With cities imposing limits on the number of people that can dine in, Five Dock Dining in Sydney, Australia, has found an ingenious way to make the restaurant look less empty, and diners feel less lonely.
Cardboard cut-outs have been placed in empty chairs, and the restaurant has even gone the extra mile to play background chatter to make the place seem busier. In a Facebook post, the restaurant said, “It’s all about having a laugh and making the most of our situation.”
Did you ever imagine that one day, people would be dining while wearing pool noodles on top of their heads? Patrons of Cafe Rothe in Germany are doing just that.
When the cafe reopened after lockdown restrictions were lifted, it had its customers wear hats with pool noodles to ensure a safe distance between them. The cafe’s owner, Jacqueline Rothe, acknowledged that it was a silly method to get the job done. “In these difficult times, it’s a pleasure to make others smile,” she said.
DINING IN A GLASSHOUSE
Safe distancing doesn’t mean compromising on aesthetics, a restaurant in Amsterdam believes. At pop-up restaurant Mediamatic ETEN, which specialises in vegan-friendly food, patrons dine in intimate, elegant-looking glasshouses.
The glasshouses “create a safe and intimate home for partners to reconnect with the outside world at their own leisure,” the restaurant wrote on Instagram. Situated by the water, they also give diners a serene and romantic view, especially at dusk.
DRESSED UP MANNEQUINS
Genius or just plain creepy? A couple of restaurants around the world are using mannequins as stand-ins for customers. One of which is The Inn at Little Washington, a three Michelin-starred restaurant in Virginia, US. Here, mannequins, dressed in 1940s-style clothing, have been spread across the restaurant. Just in case the mannequins get thirsty, restaurant servers will even fill up the wine glasses placed in front of them.

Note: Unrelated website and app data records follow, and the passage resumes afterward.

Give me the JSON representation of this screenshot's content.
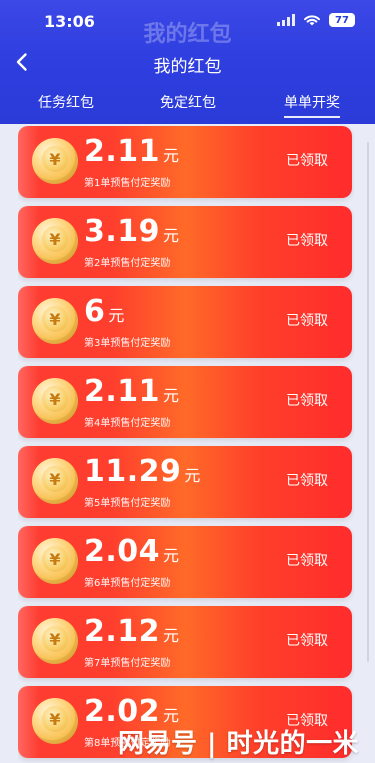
{
  "status_bar": {
    "time": "13:06",
    "battery": "77"
  },
  "header": {
    "ghost_title": "我的红包",
    "title": "我的红包"
  },
  "tabs": [
    {
      "label": "任务红包"
    },
    {
      "label": "免定红包"
    },
    {
      "label": "单单开奖"
    }
  ],
  "cards": [
    {
      "amount": "2.11",
      "unit": "元",
      "subtitle": "第1单预售付定奖励",
      "status": "已领取"
    },
    {
      "amount": "3.19",
      "unit": "元",
      "subtitle": "第2单预售付定奖励",
      "status": "已领取"
    },
    {
      "amount": "6",
      "unit": "元",
      "subtitle": "第3单预售付定奖励",
      "status": "已领取"
    },
    {
      "amount": "2.11",
      "unit": "元",
      "subtitle": "第4单预售付定奖励",
      "status": "已领取"
    },
    {
      "amount": "11.29",
      "unit": "元",
      "subtitle": "第5单预售付定奖励",
      "status": "已领取"
    },
    {
      "amount": "2.04",
      "unit": "元",
      "subtitle": "第6单预售付定奖励",
      "status": "已领取"
    },
    {
      "amount": "2.12",
      "unit": "元",
      "subtitle": "第7单预售付定奖励",
      "status": "已领取"
    },
    {
      "amount": "2.02",
      "unit": "元",
      "subtitle": "第8单预售付定奖励",
      "status": "已领取"
    }
  ],
  "watermark": "网易号 | 时光的一米",
  "icons": {
    "back": "chevron-left-icon",
    "coin": "yuan-coin-icon",
    "signal": "signal-icon",
    "wifi": "wifi-icon",
    "battery": "battery-icon"
  },
  "colors": {
    "header_blue": "#2f3fe0",
    "card_red": "#ff3b32",
    "card_orange": "#ff6a28",
    "coin_gold": "#f7bd4a"
  }
}
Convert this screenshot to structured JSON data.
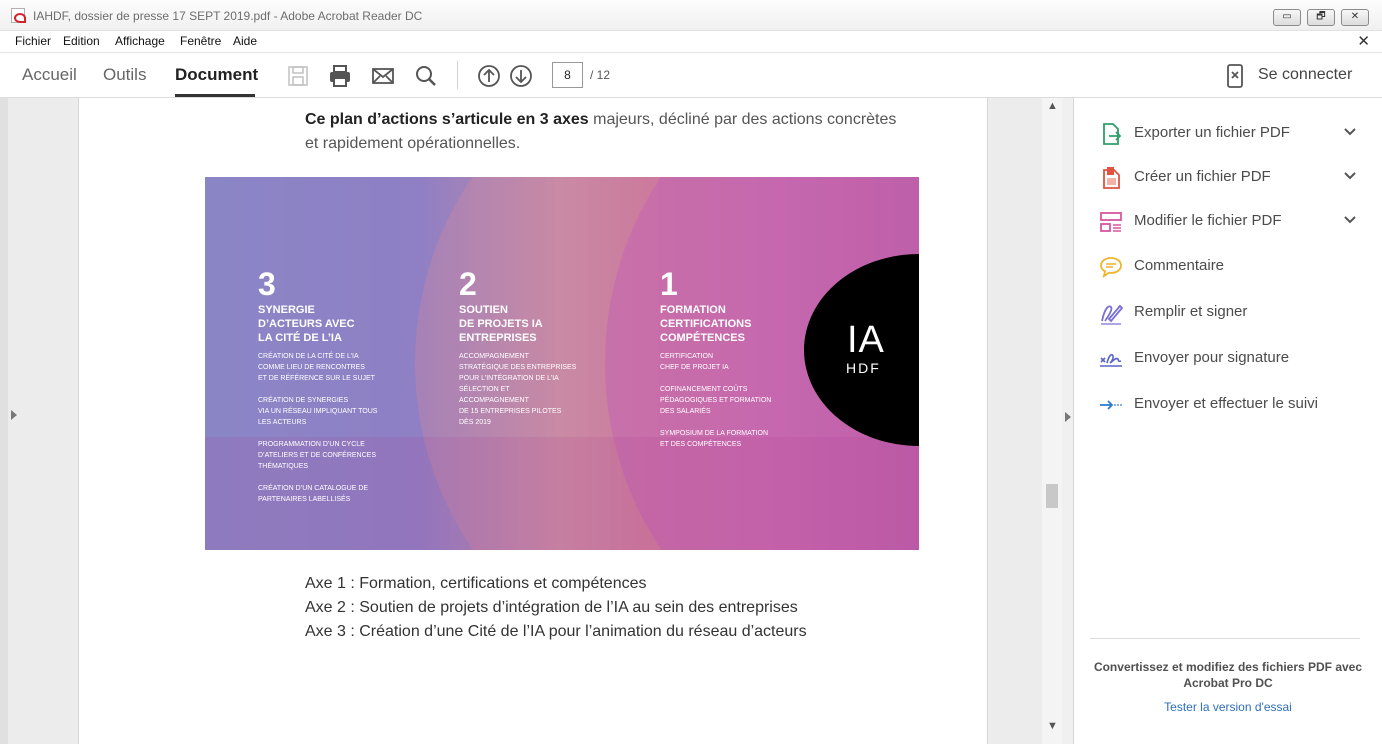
{
  "window": {
    "title": "IAHDF, dossier de presse 17 SEPT 2019.pdf - Adobe Acrobat Reader DC",
    "buttons": [
      "▭",
      "🗗",
      "✕"
    ]
  },
  "menu": [
    "Fichier",
    "Edition",
    "Affichage",
    "Fenêtre",
    "Aide"
  ],
  "toolbar": {
    "tabs": [
      "Accueil",
      "Outils",
      "Document"
    ],
    "active_tab": "Document",
    "page_current": "8",
    "page_total": "/ 12",
    "connect_label": "Se connecter"
  },
  "document": {
    "intro_bold": "Ce plan d’actions s’articule en 3 axes",
    "intro_rest": " majeurs, décliné par des actions concrètes et rapidement opérationnelles.",
    "banner": {
      "columns": [
        {
          "num": "3",
          "heading": "SYNERGIE\nD’ACTEURS AVEC\nLA CITÉ DE L’IA",
          "body": "CRÉATION DE LA CITÉ DE L’IA\nCOMME LIEU DE RENCONTRES\nET DE RÉFÉRENCE SUR LE SUJET\n\nCRÉATION DE SYNERGIES\nVIA UN RÉSEAU IMPLIQUANT TOUS\nLES ACTEURS\n\nPROGRAMMATION D’UN CYCLE\nD’ATELIERS ET DE CONFÉRENCES\nTHÉMATIQUES\n\nCRÉATION D’UN CATALOGUE DE\nPARTENAIRES LABELLISÉS"
        },
        {
          "num": "2",
          "heading": "SOUTIEN\nDE PROJETS IA\nENTREPRISES",
          "body": "ACCOMPAGNEMENT\nSTRATÉGIQUE DES ENTREPRISES\nPOUR L’INTÉGRATION DE L’IA\nSÉLECTION ET\nACCOMPAGNEMENT\nDE 15 ENTREPRISES PILOTES\nDÈS 2019"
        },
        {
          "num": "1",
          "heading": "FORMATION\nCERTIFICATIONS\nCOMPÉTENCES",
          "body": "CERTIFICATION\nCHEF DE PROJET IA\n\nCOFINANCEMENT COÛTS\nPÉDAGOGIQUES ET FORMATION\nDES SALARIÉS\n\nSYMPOSIUM DE LA FORMATION\nET DES COMPÉTENCES"
        }
      ],
      "logo_top": "IA",
      "logo_bottom": "HDF"
    },
    "axes": [
      "Axe 1 : Formation, certifications et compétences",
      "Axe 2 : Soutien de projets d’intégration de l’IA au sein des entreprises",
      "Axe 3 : Création d’une Cité de l’IA pour l’animation du réseau d’acteurs"
    ]
  },
  "tools_panel": {
    "tools": [
      {
        "label": "Exporter un fichier PDF",
        "icon": "export-pdf-icon",
        "color": "#2e9e6b"
      },
      {
        "label": "Créer un fichier PDF",
        "icon": "create-pdf-icon",
        "color": "#e0533f"
      },
      {
        "label": "Modifier le fichier PDF",
        "icon": "edit-pdf-icon",
        "color": "#d9569f"
      },
      {
        "label": "Commentaire",
        "icon": "comment-icon",
        "color": "#f0b429"
      },
      {
        "label": "Remplir et signer",
        "icon": "fill-sign-icon",
        "color": "#7a6fd6"
      },
      {
        "label": "Envoyer pour signature",
        "icon": "send-signature-icon",
        "color": "#5b62c9"
      },
      {
        "label": "Envoyer et effectuer le suivi",
        "icon": "send-track-icon",
        "color": "#2a7bd0"
      }
    ],
    "promo": "Convertissez et modifiez des fichiers PDF avec Acrobat Pro DC",
    "trial_link": "Tester la version d'essai"
  }
}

PLASTIC SHIELD PODS
Here’s something a little less wacky. At HAND restaurant in Paris, clear plastic cones, suspended in the air, have been installed to keep patrons safely away from one another.
The plastic shields are a prototype called Plex’Eat, created by French designer Christophe Gernigon. The shields allow patrons to share tables while dining together, while potentially preventing the risk of any airborne infection. After all, it’s a little difficult to eat while wearing a mask.
In Bangkok, Vietnamese eatery Maison Saigon has introduced a cuddly companion to the dining experience. The restaurant has added glass partitions tables, along with panda plushies to keep patrons company as they dine in.
The restaurant already had the plushies on hand for entertaining children, and now with safe distancing measures introduced, the pandas now have an added task to their job description.